WORK TASK
Set down the entries exactly. No line may differ from its source.

*** GIVEN RECORDS ***

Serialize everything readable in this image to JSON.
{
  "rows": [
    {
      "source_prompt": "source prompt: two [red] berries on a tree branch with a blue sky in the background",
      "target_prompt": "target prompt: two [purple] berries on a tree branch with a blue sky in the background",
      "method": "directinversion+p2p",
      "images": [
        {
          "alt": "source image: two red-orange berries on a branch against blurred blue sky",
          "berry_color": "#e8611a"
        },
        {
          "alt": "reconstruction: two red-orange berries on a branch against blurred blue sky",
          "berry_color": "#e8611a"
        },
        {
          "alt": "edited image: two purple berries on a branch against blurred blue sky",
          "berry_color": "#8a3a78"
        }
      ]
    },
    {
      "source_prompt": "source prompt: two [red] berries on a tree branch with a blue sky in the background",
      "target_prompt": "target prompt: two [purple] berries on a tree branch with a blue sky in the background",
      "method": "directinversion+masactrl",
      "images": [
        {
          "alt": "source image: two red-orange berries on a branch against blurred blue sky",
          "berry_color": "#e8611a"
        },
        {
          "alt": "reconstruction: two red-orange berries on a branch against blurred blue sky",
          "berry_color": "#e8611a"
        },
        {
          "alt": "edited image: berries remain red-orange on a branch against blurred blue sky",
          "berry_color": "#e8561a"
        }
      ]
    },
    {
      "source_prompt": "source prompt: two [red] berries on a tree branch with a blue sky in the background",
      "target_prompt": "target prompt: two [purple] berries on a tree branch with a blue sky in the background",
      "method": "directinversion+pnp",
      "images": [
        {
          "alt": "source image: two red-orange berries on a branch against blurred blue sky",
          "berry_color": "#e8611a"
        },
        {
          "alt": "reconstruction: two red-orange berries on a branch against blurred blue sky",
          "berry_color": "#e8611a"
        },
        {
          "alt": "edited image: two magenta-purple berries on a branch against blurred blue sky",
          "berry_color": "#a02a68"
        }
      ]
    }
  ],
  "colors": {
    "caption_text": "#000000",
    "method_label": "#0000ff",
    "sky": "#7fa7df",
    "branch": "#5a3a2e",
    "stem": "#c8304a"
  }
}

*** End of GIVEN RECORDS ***

ANSWER SECTION
Serialize everything readable in this image to JSON.
{
  "rows": [
    {
      "source_prompt": "source prompt: two [red] berries on a tree branch with a blue sky in the background",
      "target_prompt": "target prompt: two [purple] berries on a tree branch with a blue sky in the background",
      "method": "directinversion+p2p",
      "images": [
        {
          "alt": "source image: two red-orange berries on a branch against blurred blue sky",
          "berry_color": "#e8611a"
        },
        {
          "alt": "reconstruction: two red-orange berries on a branch against blurred blue sky",
          "berry_color": "#e8611a"
        },
        {
          "alt": "edited image: two purple berries on a branch against blurred blue sky",
          "berry_color": "#8a3a78"
        }
      ]
    },
    {
      "source_prompt": "source prompt: two [red] berries on a tree branch with a blue sky in the background",
      "target_prompt": "target prompt: two [purple] berries on a tree branch with a blue sky in the background",
      "method": "directinversion+masactrl",
      "images": [
        {
          "alt": "source image: two red-orange berries on a branch against blurred blue sky",
          "berry_color": "#e8611a"
        },
        {
          "alt": "reconstruction: two red-orange berries on a branch against blurred blue sky",
          "berry_color": "#e8611a"
        },
        {
          "alt": "edited image: berries remain red-orange on a branch against blurred blue sky",
          "berry_color": "#e8561a"
        }
      ]
    },
    {
      "source_prompt": "source prompt: two [red] berries on a tree branch with a blue sky in the background",
      "target_prompt": "target prompt: two [purple] berries on a tree branch with a blue sky in the background",
      "method": "directinversion+pnp",
      "images": [
        {
          "alt": "source image: two red-orange berries on a branch against blurred blue sky",
          "berry_color": "#e8611a"
        },
        {
          "alt": "reconstruction: two red-orange berries on a branch against blurred blue sky",
          "berry_color": "#e8611a"
        },
        {
          "alt": "edited image: two magenta-purple berries on a branch against blurred blue sky",
          "berry_color": "#a02a68"
        }
      ]
    }
  ],
  "colors": {
    "caption_text": "#000000",
    "method_label": "#0000ff",
    "sky": "#7fa7df",
    "branch": "#5a3a2e",
    "stem": "#c8304a"
  }
}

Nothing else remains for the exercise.